■ **Aim of the exercise**:
Read the records and write them out again exactly.

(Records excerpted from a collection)
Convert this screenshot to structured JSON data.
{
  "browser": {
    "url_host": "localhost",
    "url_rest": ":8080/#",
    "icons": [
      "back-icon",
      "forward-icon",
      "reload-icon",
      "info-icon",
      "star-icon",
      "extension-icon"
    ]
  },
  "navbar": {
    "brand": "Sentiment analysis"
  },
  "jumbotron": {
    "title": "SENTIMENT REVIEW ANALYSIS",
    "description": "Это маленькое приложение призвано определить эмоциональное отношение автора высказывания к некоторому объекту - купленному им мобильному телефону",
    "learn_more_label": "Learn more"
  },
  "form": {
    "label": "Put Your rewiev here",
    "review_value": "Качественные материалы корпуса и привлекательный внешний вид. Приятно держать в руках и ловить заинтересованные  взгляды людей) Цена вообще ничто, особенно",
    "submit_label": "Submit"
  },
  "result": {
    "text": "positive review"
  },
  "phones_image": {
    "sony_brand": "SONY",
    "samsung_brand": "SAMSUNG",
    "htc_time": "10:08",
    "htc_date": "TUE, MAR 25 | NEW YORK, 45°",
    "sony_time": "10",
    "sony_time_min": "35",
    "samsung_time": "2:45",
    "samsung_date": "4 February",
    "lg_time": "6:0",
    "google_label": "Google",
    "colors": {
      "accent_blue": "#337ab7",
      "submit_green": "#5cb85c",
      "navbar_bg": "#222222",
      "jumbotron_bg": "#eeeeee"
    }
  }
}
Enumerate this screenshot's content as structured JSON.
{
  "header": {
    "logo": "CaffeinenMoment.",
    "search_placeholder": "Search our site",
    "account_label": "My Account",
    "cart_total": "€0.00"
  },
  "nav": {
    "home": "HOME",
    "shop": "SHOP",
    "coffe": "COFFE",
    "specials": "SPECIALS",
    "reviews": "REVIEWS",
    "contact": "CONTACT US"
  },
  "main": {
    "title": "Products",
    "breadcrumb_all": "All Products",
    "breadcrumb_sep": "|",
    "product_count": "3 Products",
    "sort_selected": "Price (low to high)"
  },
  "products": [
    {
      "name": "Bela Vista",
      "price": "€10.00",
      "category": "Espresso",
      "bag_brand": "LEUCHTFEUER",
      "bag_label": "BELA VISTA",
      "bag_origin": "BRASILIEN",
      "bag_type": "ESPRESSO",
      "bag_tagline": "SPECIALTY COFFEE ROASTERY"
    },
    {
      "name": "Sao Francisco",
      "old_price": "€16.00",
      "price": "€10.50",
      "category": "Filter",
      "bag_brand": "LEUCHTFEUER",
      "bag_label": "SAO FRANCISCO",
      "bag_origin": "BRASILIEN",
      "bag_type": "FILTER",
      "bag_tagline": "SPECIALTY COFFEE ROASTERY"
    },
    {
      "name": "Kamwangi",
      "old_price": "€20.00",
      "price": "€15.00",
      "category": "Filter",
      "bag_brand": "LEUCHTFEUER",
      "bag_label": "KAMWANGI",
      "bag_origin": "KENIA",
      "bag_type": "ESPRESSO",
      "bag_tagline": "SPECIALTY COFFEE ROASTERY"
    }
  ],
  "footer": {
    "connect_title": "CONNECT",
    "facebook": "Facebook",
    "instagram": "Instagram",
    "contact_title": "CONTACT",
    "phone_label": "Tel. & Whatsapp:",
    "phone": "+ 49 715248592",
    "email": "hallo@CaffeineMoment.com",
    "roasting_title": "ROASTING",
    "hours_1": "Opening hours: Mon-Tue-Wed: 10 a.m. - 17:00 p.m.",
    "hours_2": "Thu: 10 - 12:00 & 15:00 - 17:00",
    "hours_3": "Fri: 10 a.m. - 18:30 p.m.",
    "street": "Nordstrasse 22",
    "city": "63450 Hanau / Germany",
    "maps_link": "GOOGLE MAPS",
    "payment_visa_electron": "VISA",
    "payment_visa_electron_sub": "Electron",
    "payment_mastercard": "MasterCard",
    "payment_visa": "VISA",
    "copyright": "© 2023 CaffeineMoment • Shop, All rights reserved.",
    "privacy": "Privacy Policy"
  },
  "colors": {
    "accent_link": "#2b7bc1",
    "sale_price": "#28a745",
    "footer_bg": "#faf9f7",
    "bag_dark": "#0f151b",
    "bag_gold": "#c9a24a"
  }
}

■ **Answer to the problem**:
Convert this screenshot to structured JSON data.
{
  "browser": {
    "url_host": "localhost",
    "url_rest": ":8080/#",
    "icons": [
      "back-icon",
      "forward-icon",
      "reload-icon",
      "info-icon",
      "star-icon",
      "extension-icon"
    ]
  },
  "navbar": {
    "brand": "Sentiment analysis"
  },
  "jumbotron": {
    "title": "SENTIMENT REVIEW ANALYSIS",
    "description": "Это маленькое приложение призвано определить эмоциональное отношение автора высказывания к некоторому объекту - купленному им мобильному телефону",
    "learn_more_label": "Learn more"
  },
  "form": {
    "label": "Put Your rewiev here",
    "review_value": "Качественные материалы корпуса и привлекательный внешний вид. Приятно держать в руках и ловить заинтересованные  взгляды людей) Цена вообще ничто, особенно",
    "submit_label": "Submit"
  },
  "result": {
    "text": "positive review"
  },
  "phones_image": {
    "sony_brand": "SONY",
    "samsung_brand": "SAMSUNG",
    "htc_time": "10:08",
    "htc_date": "TUE, MAR 25 | NEW YORK, 45°",
    "sony_time": "10",
    "sony_time_min": "35",
    "samsung_time": "2:45",
    "samsung_date": "4 February",
    "lg_time": "6:0",
    "google_label": "Google",
    "colors": {
      "accent_blue": "#337ab7",
      "submit_green": "#5cb85c",
      "navbar_bg": "#222222",
      "jumbotron_bg": "#eeeeee"
    }
  }
}
Enumerate this screenshot's content as structured JSON.
{
  "header": {
    "logo": "CaffeinenMoment.",
    "search_placeholder": "Search our site",
    "account_label": "My Account",
    "cart_total": "€0.00"
  },
  "nav": {
    "home": "HOME",
    "shop": "SHOP",
    "coffe": "COFFE",
    "specials": "SPECIALS",
    "reviews": "REVIEWS",
    "contact": "CONTACT US"
  },
  "main": {
    "title": "Products",
    "breadcrumb_all": "All Products",
    "breadcrumb_sep": "|",
    "product_count": "3 Products",
    "sort_selected": "Price (low to high)"
  },
  "products": [
    {
      "name": "Bela Vista",
      "price": "€10.00",
      "category": "Espresso",
      "bag_brand": "LEUCHTFEUER",
      "bag_label": "BELA VISTA",
      "bag_origin": "BRASILIEN",
      "bag_type": "ESPRESSO",
      "bag_tagline": "SPECIALTY COFFEE ROASTERY"
    },
    {
      "name": "Sao Francisco",
      "old_price": "€16.00",
      "price": "€10.50",
      "category": "Filter",
      "bag_brand": "LEUCHTFEUER",
      "bag_label": "SAO FRANCISCO",
      "bag_origin": "BRASILIEN",
      "bag_type": "FILTER",
      "bag_tagline": "SPECIALTY COFFEE ROASTERY"
    },
    {
      "name": "Kamwangi",
      "old_price": "€20.00",
      "price": "€15.00",
      "category": "Filter",
      "bag_brand": "LEUCHTFEUER",
      "bag_label": "KAMWANGI",
      "bag_origin": "KENIA",
      "bag_type": "ESPRESSO",
      "bag_tagline": "SPECIALTY COFFEE ROASTERY"
    }
  ],
  "footer": {
    "connect_title": "CONNECT",
    "facebook": "Facebook",
    "instagram": "Instagram",
    "contact_title": "CONTACT",
    "phone_label": "Tel. & Whatsapp:",
    "phone": "+ 49 715248592",
    "email": "hallo@CaffeineMoment.com",
    "roasting_title": "ROASTING",
    "hours_1": "Opening hours: Mon-Tue-Wed: 10 a.m. - 17:00 p.m.",
    "hours_2": "Thu: 10 - 12:00 & 15:00 - 17:00",
    "hours_3": "Fri: 10 a.m. - 18:30 p.m.",
    "street": "Nordstrasse 22",
    "city": "63450 Hanau / Germany",
    "maps_link": "GOOGLE MAPS",
    "payment_visa_electron": "VISA",
    "payment_visa_electron_sub": "Electron",
    "payment_mastercard": "MasterCard",
    "payment_visa": "VISA",
    "copyright": "© 2023 CaffeineMoment • Shop, All rights reserved.",
    "privacy": "Privacy Policy"
  },
  "colors": {
    "accent_link": "#2b7bc1",
    "sale_price": "#28a745",
    "footer_bg": "#faf9f7",
    "bag_dark": "#0f151b",
    "bag_gold": "#c9a24a"
  }
}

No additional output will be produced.